▶ _GIVEN DATA_:
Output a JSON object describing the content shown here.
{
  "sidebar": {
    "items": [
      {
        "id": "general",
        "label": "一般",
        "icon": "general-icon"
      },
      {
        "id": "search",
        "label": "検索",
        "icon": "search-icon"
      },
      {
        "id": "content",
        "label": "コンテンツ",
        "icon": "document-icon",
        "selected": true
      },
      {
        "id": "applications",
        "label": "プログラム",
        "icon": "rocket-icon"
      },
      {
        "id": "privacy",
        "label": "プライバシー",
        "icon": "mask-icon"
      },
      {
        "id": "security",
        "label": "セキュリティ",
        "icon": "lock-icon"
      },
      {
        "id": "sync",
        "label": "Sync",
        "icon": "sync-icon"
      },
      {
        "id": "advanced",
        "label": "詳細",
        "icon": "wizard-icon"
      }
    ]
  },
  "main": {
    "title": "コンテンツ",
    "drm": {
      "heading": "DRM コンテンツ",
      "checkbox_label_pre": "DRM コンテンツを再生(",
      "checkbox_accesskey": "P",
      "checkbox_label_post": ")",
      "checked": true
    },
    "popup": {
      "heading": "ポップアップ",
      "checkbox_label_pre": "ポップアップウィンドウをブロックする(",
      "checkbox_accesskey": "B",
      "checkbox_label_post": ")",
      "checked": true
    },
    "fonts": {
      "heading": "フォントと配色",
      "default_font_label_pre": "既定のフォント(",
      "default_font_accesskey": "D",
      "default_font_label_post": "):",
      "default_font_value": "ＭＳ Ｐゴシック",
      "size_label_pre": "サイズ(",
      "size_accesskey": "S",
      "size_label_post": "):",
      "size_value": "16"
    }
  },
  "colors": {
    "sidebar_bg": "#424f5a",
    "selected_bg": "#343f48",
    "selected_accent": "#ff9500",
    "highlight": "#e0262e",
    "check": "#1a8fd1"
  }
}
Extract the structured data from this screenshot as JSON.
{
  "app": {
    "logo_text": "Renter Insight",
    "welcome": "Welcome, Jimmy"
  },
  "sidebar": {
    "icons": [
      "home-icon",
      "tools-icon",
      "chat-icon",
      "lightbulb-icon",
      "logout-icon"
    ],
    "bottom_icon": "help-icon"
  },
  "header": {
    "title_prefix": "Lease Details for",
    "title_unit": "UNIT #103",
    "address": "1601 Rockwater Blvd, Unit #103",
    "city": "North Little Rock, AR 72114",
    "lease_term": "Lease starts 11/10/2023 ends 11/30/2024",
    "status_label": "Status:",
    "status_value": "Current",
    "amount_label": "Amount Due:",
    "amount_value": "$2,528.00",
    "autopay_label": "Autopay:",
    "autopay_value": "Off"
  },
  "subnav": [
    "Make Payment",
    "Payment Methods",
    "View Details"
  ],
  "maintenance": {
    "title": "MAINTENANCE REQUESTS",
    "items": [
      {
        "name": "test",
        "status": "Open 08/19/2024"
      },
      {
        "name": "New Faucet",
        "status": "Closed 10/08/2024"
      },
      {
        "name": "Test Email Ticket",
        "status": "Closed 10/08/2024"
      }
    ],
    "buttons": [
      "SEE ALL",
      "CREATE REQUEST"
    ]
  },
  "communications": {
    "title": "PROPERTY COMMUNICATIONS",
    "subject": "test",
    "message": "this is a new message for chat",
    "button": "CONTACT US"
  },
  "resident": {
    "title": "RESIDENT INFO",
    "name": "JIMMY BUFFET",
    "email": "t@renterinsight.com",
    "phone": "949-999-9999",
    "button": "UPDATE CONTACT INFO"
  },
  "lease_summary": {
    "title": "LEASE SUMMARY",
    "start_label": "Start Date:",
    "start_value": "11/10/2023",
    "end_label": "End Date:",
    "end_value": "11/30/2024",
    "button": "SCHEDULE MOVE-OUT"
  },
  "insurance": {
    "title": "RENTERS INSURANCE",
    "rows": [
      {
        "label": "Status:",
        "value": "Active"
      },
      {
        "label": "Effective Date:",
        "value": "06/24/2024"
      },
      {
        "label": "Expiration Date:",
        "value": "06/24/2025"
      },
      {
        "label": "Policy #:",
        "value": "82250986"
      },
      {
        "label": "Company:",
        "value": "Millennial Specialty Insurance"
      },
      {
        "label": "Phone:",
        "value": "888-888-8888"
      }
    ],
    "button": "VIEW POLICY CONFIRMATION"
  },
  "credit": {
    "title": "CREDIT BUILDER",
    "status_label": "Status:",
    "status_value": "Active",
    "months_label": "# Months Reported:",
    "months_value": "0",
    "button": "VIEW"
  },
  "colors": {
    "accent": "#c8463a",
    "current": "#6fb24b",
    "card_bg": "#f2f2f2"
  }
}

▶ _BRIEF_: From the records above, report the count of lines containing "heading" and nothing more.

▶ _ANSWER AREA_: 3